About special encounters and special techniques: The Soulié Yoga Mat Sling
Posted on 31 October 2016
The hand appliquéd ribbon yoga mat slings are our favourite Soulié pieces. They're a fusion of colours and sparkles, of modern chic and traditional techniques. Their aesthetics are stunning but so is the story behind them. We tell you why the mat slings would have never made it to this world without Kathryn Budig, a renowned yoga teacher and author, and what production steps they undergo before they accompany you to your next yoga class.
It all started in 2014, when Soulié founder Renée Lamb attended the Yoga Journal Conference in NYC and met Kathryn Budig after a yoga class. Renée was carrying a prototype for a yoga bag with her and made Kathryn fall in love with it right away. Their conversation drifted from yoga teaching, yoga bags and yoga slings to the universe and how it had dropped Renée into Kathryn’s class in order for them to develop something beautiful together. And they sure did!

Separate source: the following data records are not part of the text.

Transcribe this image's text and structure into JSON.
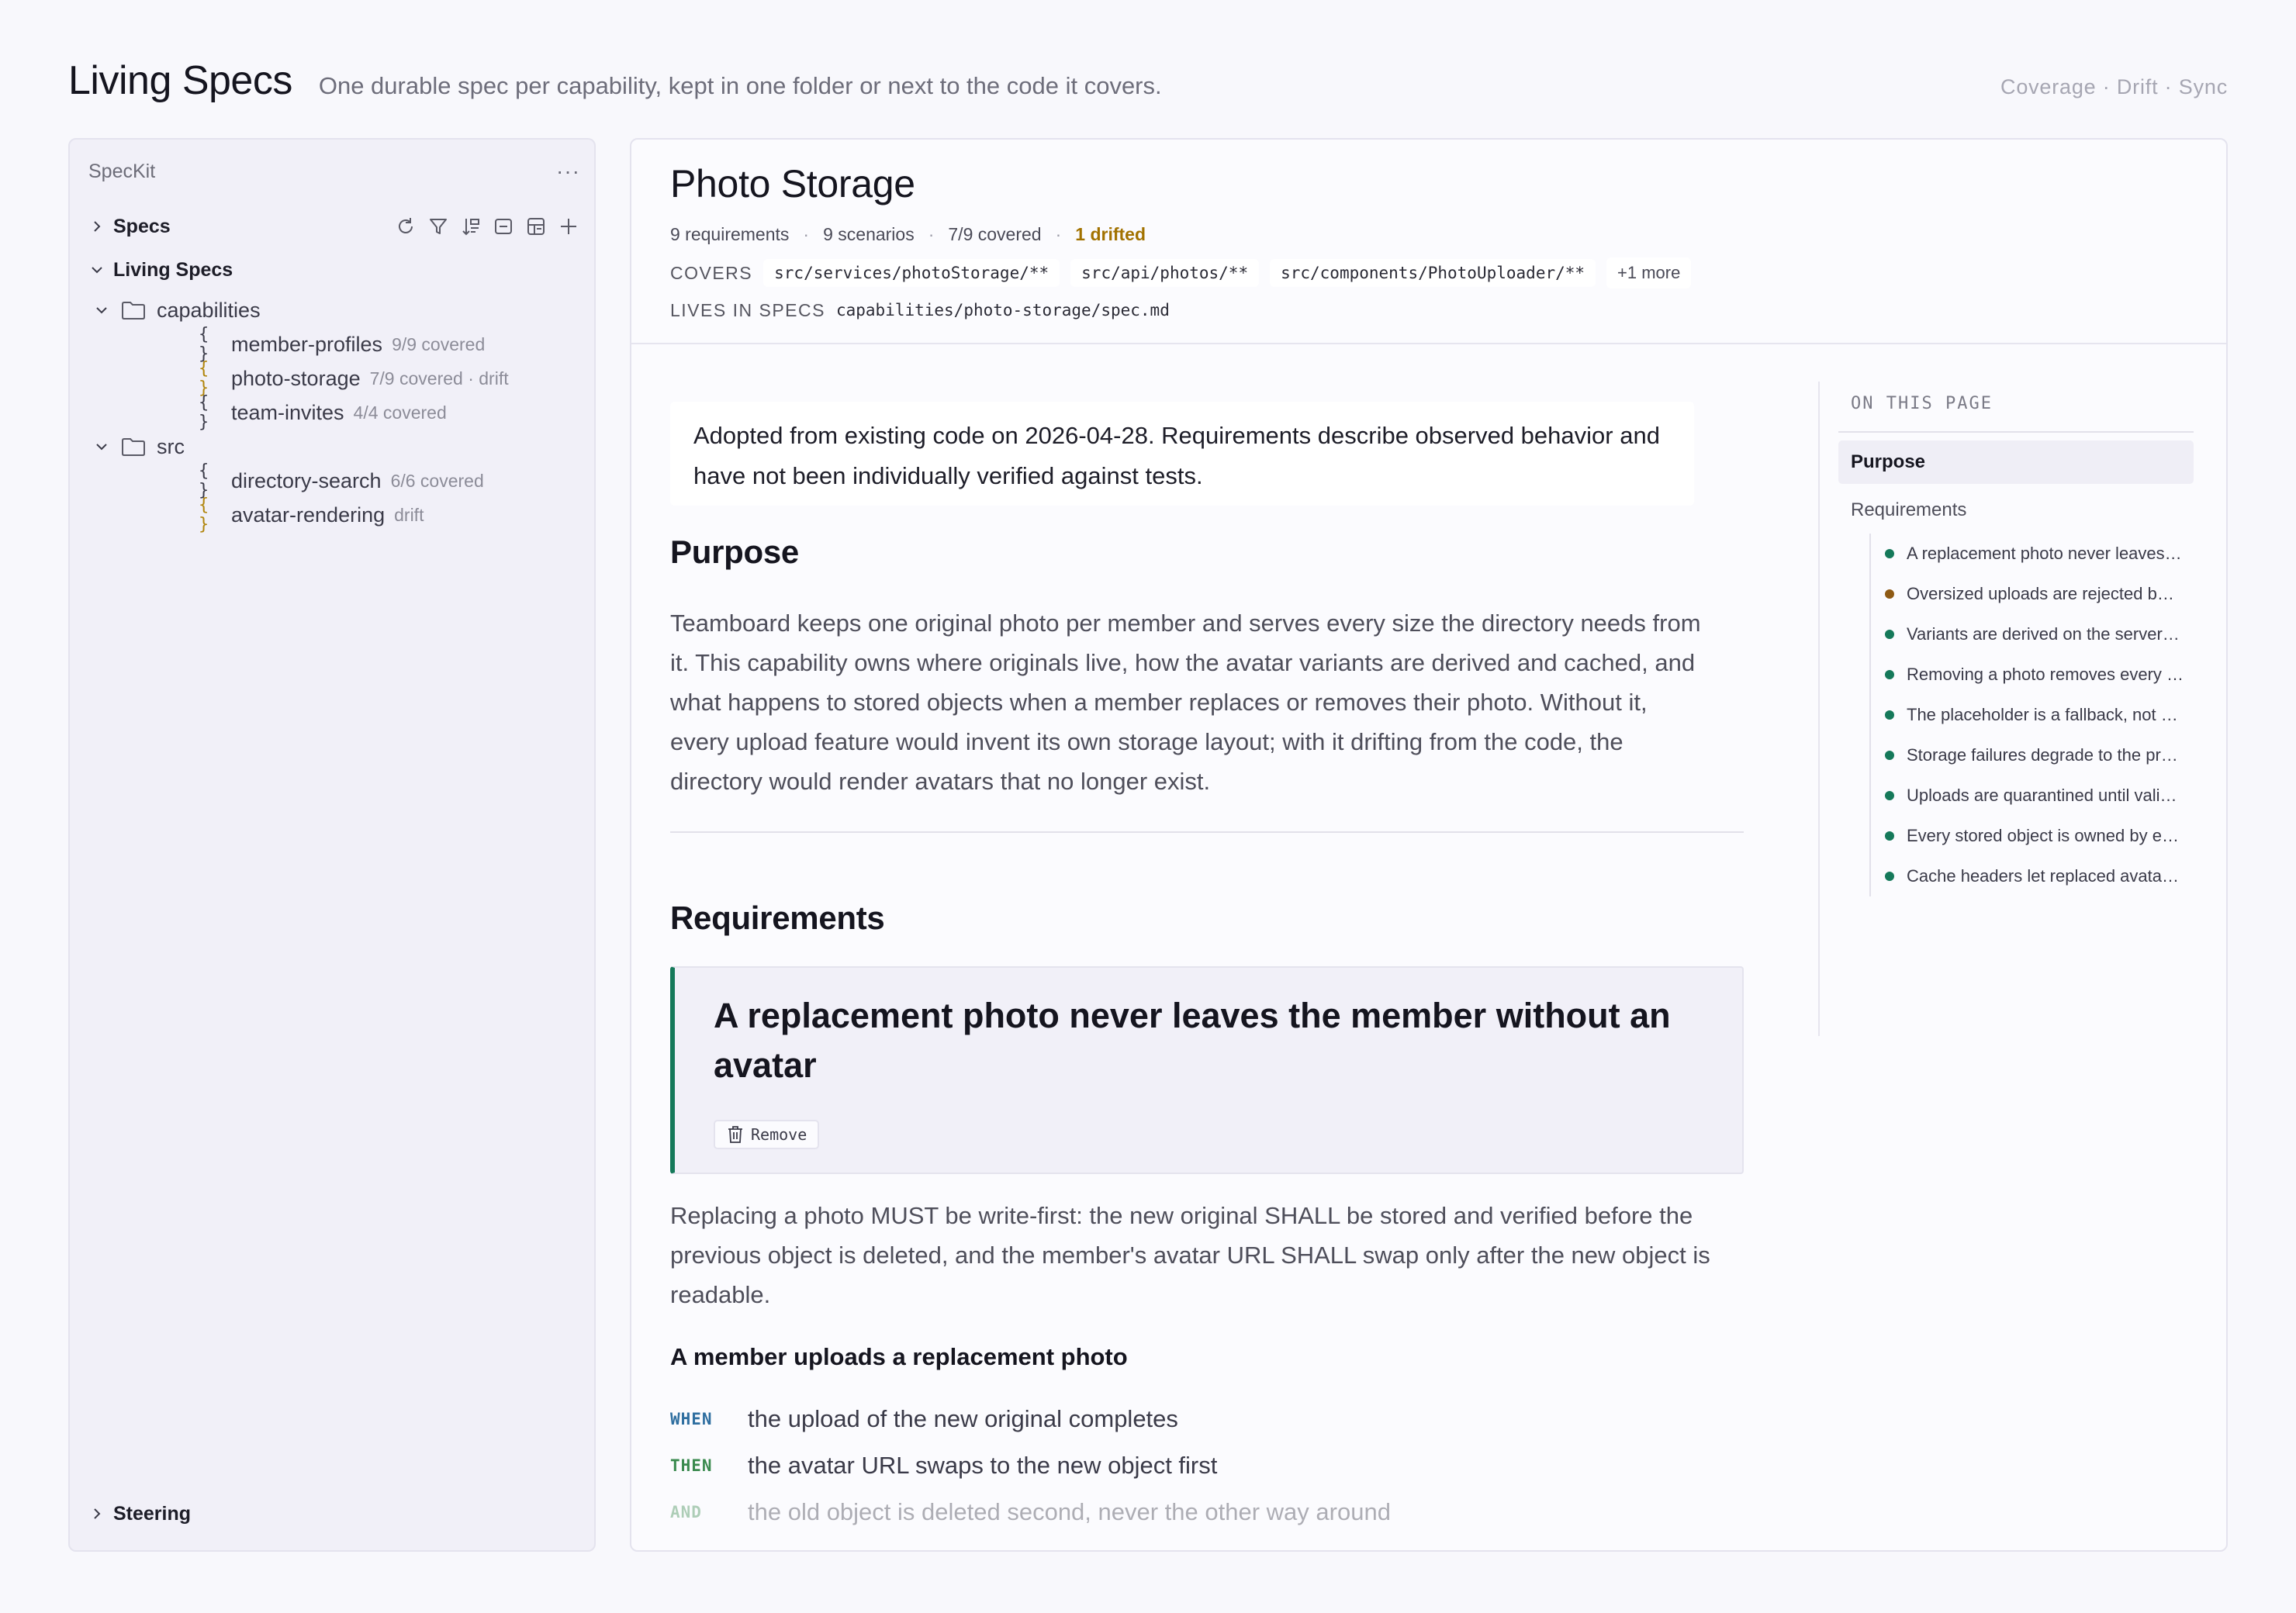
{
  "page": {
    "title": "Living Specs",
    "subtitle": "One durable spec per capability, kept in one folder or next to the code it covers.",
    "links": "Coverage · Drift · Sync"
  },
  "sidebar": {
    "brand": "SpecKit",
    "more_label": "···",
    "specs_label": "Specs",
    "living_label": "Living Specs",
    "steering_label": "Steering",
    "folders": [
      {
        "label": "capabilities",
        "items": [
          {
            "label": "member-profiles",
            "meta": "9/9 covered",
            "status": "ok"
          },
          {
            "label": "photo-storage",
            "meta": "7/9 covered · drift",
            "status": "warn"
          },
          {
            "label": "team-invites",
            "meta": "4/4 covered",
            "status": "ok"
          }
        ]
      },
      {
        "label": "src",
        "items": [
          {
            "label": "directory-search",
            "meta": "6/6 covered",
            "status": "ok"
          },
          {
            "label": "avatar-rendering",
            "meta": "drift",
            "status": "warn"
          }
        ]
      }
    ],
    "brace_glyph": "{ }"
  },
  "spec": {
    "title": "Photo Storage",
    "stats": {
      "requirements": "9 requirements",
      "scenarios": "9 scenarios",
      "covered": "7/9 covered",
      "drifted": "1 drifted",
      "sep": "·"
    },
    "covers_label": "COVERS",
    "covers": [
      "src/services/photoStorage/**",
      "src/api/photos/**",
      "src/components/PhotoUploader/**"
    ],
    "covers_more": "+1 more",
    "lives_label": "LIVES IN SPECS",
    "lives_path": "capabilities/photo-storage/spec.md",
    "notice": "Adopted from existing code on 2026-04-28. Requirements describe observed behavior and have not been individually verified against tests.",
    "purpose_heading": "Purpose",
    "purpose_text": "Teamboard keeps one original photo per member and serves every size the directory needs from it. This capability owns where originals live, how the avatar variants are derived and cached, and what happens to stored objects when a member replaces or removes their photo. Without it, every upload feature would invent its own storage layout; with it drifting from the code, the directory would render avatars that no longer exist.",
    "requirements_heading": "Requirements",
    "requirement": {
      "title": "A replacement photo never leaves the member without an avatar",
      "remove_label": "Remove",
      "text": "Replacing a photo MUST be write-first: the new original SHALL be stored and verified before the previous object is deleted, and the member's avatar URL SHALL swap only after the new object is readable.",
      "scenario_title": "A member uploads a replacement photo",
      "steps": [
        {
          "keyword": "WHEN",
          "text": "the upload of the new original completes"
        },
        {
          "keyword": "THEN",
          "text": "the avatar URL swaps to the new object first"
        },
        {
          "keyword": "AND",
          "text": "the old object is deleted second, never the other way around"
        }
      ]
    }
  },
  "toc": {
    "title": "ON THIS PAGE",
    "active": "Purpose",
    "section": "Requirements",
    "items": [
      {
        "label": "A replacement photo never leaves…",
        "status": "ok"
      },
      {
        "label": "Oversized uploads are rejected b…",
        "status": "warn"
      },
      {
        "label": "Variants are derived on the server…",
        "status": "ok"
      },
      {
        "label": "Removing a photo removes every …",
        "status": "ok"
      },
      {
        "label": "The placeholder is a fallback, not …",
        "status": "ok"
      },
      {
        "label": "Storage failures degrade to the pr…",
        "status": "ok"
      },
      {
        "label": "Uploads are quarantined until vali…",
        "status": "ok"
      },
      {
        "label": "Every stored object is owned by e…",
        "status": "ok"
      },
      {
        "label": "Cache headers let replaced avata…",
        "status": "ok"
      }
    ]
  },
  "colors": {
    "accent_green": "#15795a",
    "drift_amber": "#a27200",
    "warn_dot": "#8e5a14"
  }
}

Renée came home from the trip and immediately started playing around with designs and prototypes. The outline for the Hand Appliquéd Ribbon Yoga Mat Sling was born. One month later Soulié’s artisan partners worked their magic and sent a to-die-for prototype.
While the design for the slings was made in the US, the production including the colour and finishing work is done by a partner NGO working with artisan communities in Gujarat, India. This NGO has spent more than 25 years preserving centuries’ old craft techniques, providing valuable local jobs and design training and offering museum quality conservation for local antique textiles.
The production can be looked at in two stages:
First of all, locally sourced cotton is printed using traditional block printing techniques and cut into the right shape. This makes for the base of the strap.
In the second stage the straps get colourful. A rare appliquéd ribbon technique is used, where locally sourced ribbons are stitched and overlaid onto the cotton backing by a group of 5 to 7 tailors, both men and women. This technique was designed by a group of ingenious female artisans working with Soulié’s partner NGO. At some point the women in the community were told by the men of the tribe that they could no longer embroider as the task was taking too much attention away from their other household obligations. Consequently they began to decorate their clothing with pre-made ribbons bought at the local market. When the women took this idea and adapted it to bags, it created a whole new texture and aesthetic.
What makes this crafts technique so special is that even though it is relatively new, it shows the adaptability and resilient spirit of the women in the area. The ingenuity was so powerful and inspiring that Renée had to make sure it made its way onto her beautiful handmade pieces.
All in all it takes three independent artisans a total of 3 to 4 hours to create one sling. Half a day of love and passion stitched into your new yoga accessory!
© All photos via Soulié